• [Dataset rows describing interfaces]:

————————

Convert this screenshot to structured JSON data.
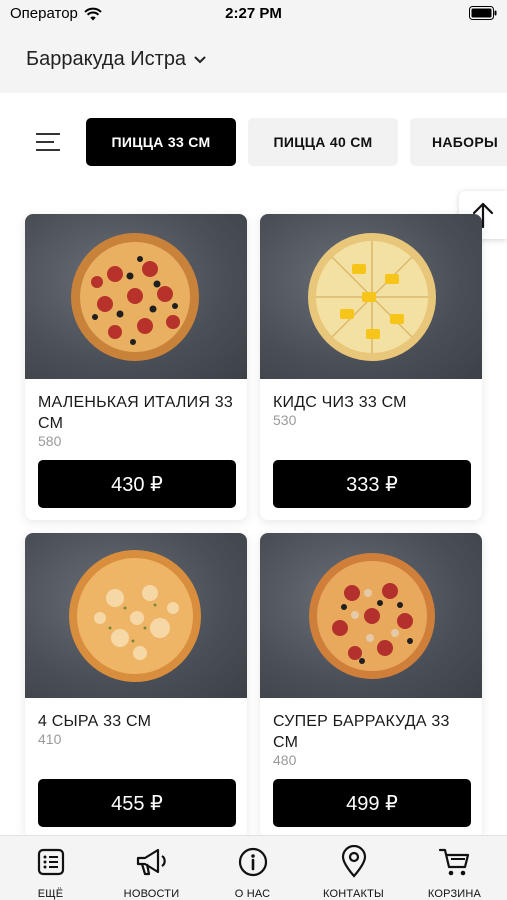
{
  "status_bar": {
    "carrier": "Оператор",
    "time": "2:27 PM"
  },
  "header": {
    "store_name": "Барракуда Истра"
  },
  "tabs": [
    {
      "label": "ПИЦЦА 33 СМ",
      "active": true
    },
    {
      "label": "ПИЦЦА 40 СМ",
      "active": false
    },
    {
      "label": "НАБОРЫ",
      "active": false
    }
  ],
  "products": [
    {
      "name": "МАЛЕНЬКАЯ ИТАЛИЯ 33 СМ",
      "weight": "580",
      "price": "430 ₽",
      "image": "pepperoni-olive-pizza"
    },
    {
      "name": "КИДС ЧИЗ 33 СМ",
      "weight": "530",
      "price": "333 ₽",
      "image": "cheese-pineapple-pizza"
    },
    {
      "name": "4 СЫРА 33 СМ",
      "weight": "410",
      "price": "455 ₽",
      "image": "four-cheese-pizza"
    },
    {
      "name": "СУПЕР БАРРАКУДА 33 СМ",
      "weight": "480",
      "price": "499 ₽",
      "image": "supreme-pizza"
    }
  ],
  "bottom_nav": [
    {
      "label": "ЕЩЁ",
      "icon": "list-icon"
    },
    {
      "label": "НОВОСТИ",
      "icon": "megaphone-icon"
    },
    {
      "label": "О НАС",
      "icon": "info-icon"
    },
    {
      "label": "КОНТАКТЫ",
      "icon": "location-pin-icon"
    },
    {
      "label": "КОРЗИНА",
      "icon": "cart-icon"
    }
  ],
  "colors": {
    "accent": "#000000",
    "background": "#f4f4f4",
    "card": "#ffffff"
  }
}
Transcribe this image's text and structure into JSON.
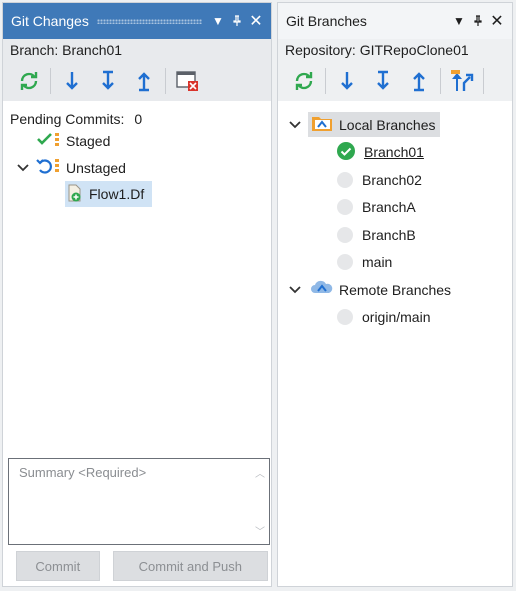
{
  "left_panel": {
    "title": "Git Changes",
    "branch_label": "Branch: Branch01",
    "toolbar": [
      "refresh-icon",
      "fetch-icon",
      "pull-icon",
      "push-icon",
      "discard-all-icon"
    ],
    "pending_label": "Pending Commits:",
    "pending_count": "0",
    "staged_label": "Staged",
    "unstaged_label": "Unstaged",
    "unstaged_files": [
      "Flow1.Df"
    ],
    "summary_placeholder": "Summary <Required>",
    "commit_label": "Commit",
    "commit_push_label": "Commit and Push"
  },
  "right_panel": {
    "title": "Git Branches",
    "repository_label": "Repository: GITRepoClone01",
    "toolbar": [
      "refresh-icon",
      "fetch-icon",
      "pull-icon",
      "push-icon",
      "branch-icon"
    ],
    "local_label": "Local Branches",
    "local_branches": [
      "Branch01",
      "Branch02",
      "BranchA",
      "BranchB",
      "main"
    ],
    "current_branch": "Branch01",
    "remote_label": "Remote Branches",
    "remote_branches": [
      "origin/main"
    ]
  },
  "colors": {
    "accent": "#3f79b8",
    "icon_blue": "#1f6fd1",
    "icon_green": "#2fa84f",
    "icon_orange": "#f0a030",
    "icon_red": "#d9342b"
  }
}
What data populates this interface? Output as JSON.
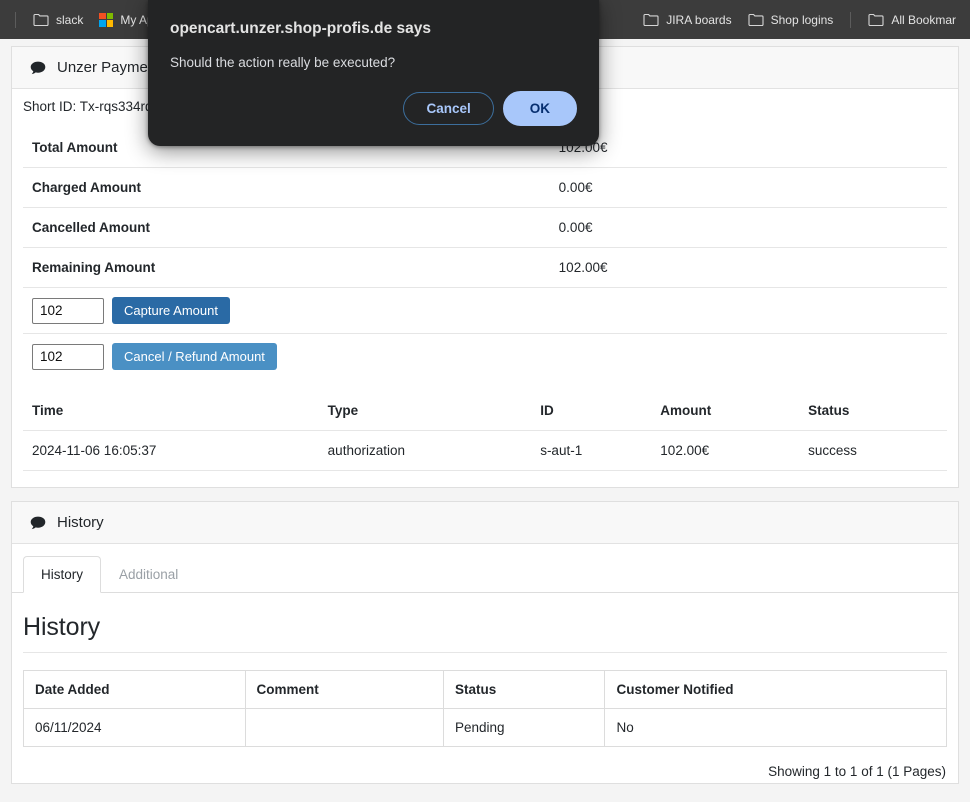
{
  "browser": {
    "bookmarks": [
      {
        "label": "slack",
        "icon": "folder-icon"
      },
      {
        "label": "My Ap",
        "icon": "microsoft-icon"
      },
      {
        "label": "JIRA boards",
        "icon": "folder-icon"
      },
      {
        "label": "Shop logins",
        "icon": "folder-icon"
      },
      {
        "label": "All Bookmar",
        "icon": "folder-icon"
      }
    ]
  },
  "dialog": {
    "title": "opencart.unzer.shop-profis.de says",
    "message": "Should the action really be executed?",
    "cancel_label": "Cancel",
    "ok_label": "OK",
    "ok_bg": "#a8c7fa",
    "ok_fg": "#062e6f",
    "cancel_border": "#3c6e9c",
    "background": "#232425"
  },
  "payment_panel": {
    "heading": "Unzer Payment",
    "heading_icon": "comment-bubble-icon",
    "short_id": "Short ID: Tx-rqs334rd",
    "amounts": [
      {
        "label": "Total Amount",
        "value": "102.00€"
      },
      {
        "label": "Charged Amount",
        "value": "0.00€"
      },
      {
        "label": "Cancelled Amount",
        "value": "0.00€"
      },
      {
        "label": "Remaining Amount",
        "value": "102.00€"
      }
    ],
    "capture": {
      "input_value": "102",
      "input_placeholder": "",
      "button_label": "Capture Amount",
      "button_color": "#2a6aa5"
    },
    "refund": {
      "input_value": "102",
      "input_placeholder": "",
      "button_label": "Cancel / Refund Amount",
      "button_color": "#4a90c4"
    },
    "transactions": {
      "columns": [
        "Time",
        "Type",
        "ID",
        "Amount",
        "Status"
      ],
      "rows": [
        {
          "time": "2024-11-06 16:05:37",
          "type": "authorization",
          "id": "s-aut-1",
          "amount": "102.00€",
          "status": "success"
        }
      ]
    }
  },
  "history_panel": {
    "heading": "History",
    "heading_icon": "comment-bubble-icon",
    "tabs": [
      {
        "label": "History",
        "active": true
      },
      {
        "label": "Additional",
        "active": false
      }
    ],
    "title": "History",
    "table": {
      "columns": [
        "Date Added",
        "Comment",
        "Status",
        "Customer Notified"
      ],
      "rows": [
        {
          "date_added": "06/11/2024",
          "comment": "",
          "status": "Pending",
          "customer_notified": "No"
        }
      ]
    },
    "showing": "Showing 1 to 1 of 1 (1 Pages)"
  }
}
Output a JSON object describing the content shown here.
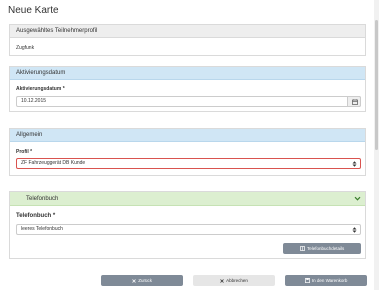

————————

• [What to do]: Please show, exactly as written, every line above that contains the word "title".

• [Written response]:
    "title": "Git Changes",
    "title": "Git Branches",
    "title": "opencart.unzer.shop-profis.de says",
    "title": "History",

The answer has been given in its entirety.